§ Work to be completed: Wherever the word "Show" turns up in a line of the entries, copy that line.

# # # # # # #

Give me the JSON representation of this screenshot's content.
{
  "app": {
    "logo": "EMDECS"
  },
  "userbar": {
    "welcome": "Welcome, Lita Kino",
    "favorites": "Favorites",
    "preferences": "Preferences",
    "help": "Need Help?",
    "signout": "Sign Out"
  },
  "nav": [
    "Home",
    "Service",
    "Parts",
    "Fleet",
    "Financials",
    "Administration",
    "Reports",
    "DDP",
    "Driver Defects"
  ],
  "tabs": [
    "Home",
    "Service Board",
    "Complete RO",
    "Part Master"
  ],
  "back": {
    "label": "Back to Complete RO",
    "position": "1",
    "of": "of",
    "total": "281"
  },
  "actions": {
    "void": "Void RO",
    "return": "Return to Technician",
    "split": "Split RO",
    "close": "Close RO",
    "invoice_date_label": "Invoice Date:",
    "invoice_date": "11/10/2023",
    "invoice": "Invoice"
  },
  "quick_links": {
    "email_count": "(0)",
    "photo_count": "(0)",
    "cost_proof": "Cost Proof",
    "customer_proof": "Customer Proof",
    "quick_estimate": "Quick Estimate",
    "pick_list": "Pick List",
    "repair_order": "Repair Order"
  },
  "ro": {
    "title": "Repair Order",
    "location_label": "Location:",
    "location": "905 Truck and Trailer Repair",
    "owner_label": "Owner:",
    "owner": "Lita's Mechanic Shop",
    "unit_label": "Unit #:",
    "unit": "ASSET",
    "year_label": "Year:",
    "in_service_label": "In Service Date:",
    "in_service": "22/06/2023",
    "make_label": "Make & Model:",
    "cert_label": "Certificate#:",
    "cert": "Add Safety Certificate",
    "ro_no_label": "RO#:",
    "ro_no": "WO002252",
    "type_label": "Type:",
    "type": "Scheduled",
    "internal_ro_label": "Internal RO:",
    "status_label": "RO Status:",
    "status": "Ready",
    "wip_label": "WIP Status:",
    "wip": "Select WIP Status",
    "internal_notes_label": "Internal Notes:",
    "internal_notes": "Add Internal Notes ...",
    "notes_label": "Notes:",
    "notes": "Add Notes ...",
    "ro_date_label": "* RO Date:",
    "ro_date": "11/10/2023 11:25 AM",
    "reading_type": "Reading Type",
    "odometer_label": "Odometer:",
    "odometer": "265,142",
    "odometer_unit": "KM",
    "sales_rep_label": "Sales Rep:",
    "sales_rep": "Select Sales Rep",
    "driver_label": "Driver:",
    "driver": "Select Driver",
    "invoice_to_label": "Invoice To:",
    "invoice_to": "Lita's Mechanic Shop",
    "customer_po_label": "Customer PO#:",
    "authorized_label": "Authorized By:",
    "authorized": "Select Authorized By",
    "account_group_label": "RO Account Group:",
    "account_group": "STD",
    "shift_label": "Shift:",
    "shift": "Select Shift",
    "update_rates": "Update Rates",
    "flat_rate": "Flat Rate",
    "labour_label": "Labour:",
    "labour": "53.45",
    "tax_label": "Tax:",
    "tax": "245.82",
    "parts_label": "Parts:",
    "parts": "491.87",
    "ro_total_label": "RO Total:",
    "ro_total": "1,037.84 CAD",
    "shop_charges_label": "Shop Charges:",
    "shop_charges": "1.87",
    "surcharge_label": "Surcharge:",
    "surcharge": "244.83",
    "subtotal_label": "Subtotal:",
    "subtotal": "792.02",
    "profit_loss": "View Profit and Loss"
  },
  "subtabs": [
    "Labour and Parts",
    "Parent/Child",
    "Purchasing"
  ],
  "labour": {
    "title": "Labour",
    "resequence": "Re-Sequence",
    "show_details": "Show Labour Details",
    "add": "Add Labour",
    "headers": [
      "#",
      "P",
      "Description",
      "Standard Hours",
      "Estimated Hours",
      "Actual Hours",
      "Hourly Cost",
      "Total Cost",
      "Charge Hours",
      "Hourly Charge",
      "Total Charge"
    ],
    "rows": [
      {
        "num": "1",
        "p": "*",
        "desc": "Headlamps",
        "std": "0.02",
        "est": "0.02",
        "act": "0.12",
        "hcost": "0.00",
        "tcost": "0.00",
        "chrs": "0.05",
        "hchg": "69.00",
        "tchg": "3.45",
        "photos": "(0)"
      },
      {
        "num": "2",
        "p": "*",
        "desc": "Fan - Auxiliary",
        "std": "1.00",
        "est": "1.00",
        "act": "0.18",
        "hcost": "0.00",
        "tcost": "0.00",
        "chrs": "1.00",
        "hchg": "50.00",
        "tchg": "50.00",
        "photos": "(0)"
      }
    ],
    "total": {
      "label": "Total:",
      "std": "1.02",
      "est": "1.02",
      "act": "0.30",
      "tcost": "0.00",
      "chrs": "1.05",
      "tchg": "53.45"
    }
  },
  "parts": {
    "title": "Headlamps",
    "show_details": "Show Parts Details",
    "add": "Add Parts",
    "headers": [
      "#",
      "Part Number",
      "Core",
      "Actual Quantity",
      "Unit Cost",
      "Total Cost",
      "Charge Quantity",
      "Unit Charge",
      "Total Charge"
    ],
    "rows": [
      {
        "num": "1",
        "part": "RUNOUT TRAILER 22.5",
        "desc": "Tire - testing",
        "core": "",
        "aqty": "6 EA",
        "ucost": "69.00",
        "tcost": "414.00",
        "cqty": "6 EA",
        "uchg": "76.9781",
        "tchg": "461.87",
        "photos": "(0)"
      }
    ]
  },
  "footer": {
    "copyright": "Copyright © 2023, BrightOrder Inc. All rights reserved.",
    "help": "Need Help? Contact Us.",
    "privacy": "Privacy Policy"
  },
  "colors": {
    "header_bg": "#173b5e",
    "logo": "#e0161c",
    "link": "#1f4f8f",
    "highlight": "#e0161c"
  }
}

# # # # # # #

§ Written answer:
    "show_details": "Show Labour Details",
    "show_details": "Show Parts Details",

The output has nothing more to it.